(About this exercise):
In your reply, restate all of the records below word for word.

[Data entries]
'''
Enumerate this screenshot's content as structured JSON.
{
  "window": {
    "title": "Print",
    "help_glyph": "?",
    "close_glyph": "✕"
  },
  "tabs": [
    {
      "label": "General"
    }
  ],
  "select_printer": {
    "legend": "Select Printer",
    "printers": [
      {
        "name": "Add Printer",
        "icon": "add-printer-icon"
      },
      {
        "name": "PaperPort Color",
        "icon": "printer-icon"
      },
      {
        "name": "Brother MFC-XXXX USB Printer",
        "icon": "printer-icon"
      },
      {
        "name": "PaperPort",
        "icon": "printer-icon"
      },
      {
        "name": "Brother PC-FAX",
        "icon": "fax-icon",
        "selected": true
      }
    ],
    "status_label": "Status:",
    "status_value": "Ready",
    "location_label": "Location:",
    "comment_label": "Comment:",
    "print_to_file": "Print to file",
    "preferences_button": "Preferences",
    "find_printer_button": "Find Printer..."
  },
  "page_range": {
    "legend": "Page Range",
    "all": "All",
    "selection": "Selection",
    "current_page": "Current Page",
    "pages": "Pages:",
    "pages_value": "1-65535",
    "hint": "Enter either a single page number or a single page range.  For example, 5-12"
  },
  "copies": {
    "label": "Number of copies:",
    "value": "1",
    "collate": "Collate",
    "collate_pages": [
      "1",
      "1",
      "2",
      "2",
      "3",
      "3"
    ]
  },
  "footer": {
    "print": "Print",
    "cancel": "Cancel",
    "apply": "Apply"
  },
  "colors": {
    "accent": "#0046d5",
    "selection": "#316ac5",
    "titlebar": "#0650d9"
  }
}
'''
(Result below):
Enumerate this screenshot's content as structured JSON.
{
  "window": {
    "title": "Print",
    "help_glyph": "?",
    "close_glyph": "✕"
  },
  "tabs": [
    {
      "label": "General"
    }
  ],
  "select_printer": {
    "legend": "Select Printer",
    "printers": [
      {
        "name": "Add Printer",
        "icon": "add-printer-icon"
      },
      {
        "name": "PaperPort Color",
        "icon": "printer-icon"
      },
      {
        "name": "Brother MFC-XXXX USB Printer",
        "icon": "printer-icon"
      },
      {
        "name": "PaperPort",
        "icon": "printer-icon"
      },
      {
        "name": "Brother PC-FAX",
        "icon": "fax-icon",
        "selected": true
      }
    ],
    "status_label": "Status:",
    "status_value": "Ready",
    "location_label": "Location:",
    "comment_label": "Comment:",
    "print_to_file": "Print to file",
    "preferences_button": "Preferences",
    "find_printer_button": "Find Printer..."
  },
  "page_range": {
    "legend": "Page Range",
    "all": "All",
    "selection": "Selection",
    "current_page": "Current Page",
    "pages": "Pages:",
    "pages_value": "1-65535",
    "hint": "Enter either a single page number or a single page range.  For example, 5-12"
  },
  "copies": {
    "label": "Number of copies:",
    "value": "1",
    "collate": "Collate",
    "collate_pages": [
      "1",
      "1",
      "2",
      "2",
      "3",
      "3"
    ]
  },
  "footer": {
    "print": "Print",
    "cancel": "Cancel",
    "apply": "Apply"
  },
  "colors": {
    "accent": "#0046d5",
    "selection": "#316ac5",
    "titlebar": "#0650d9"
  }
}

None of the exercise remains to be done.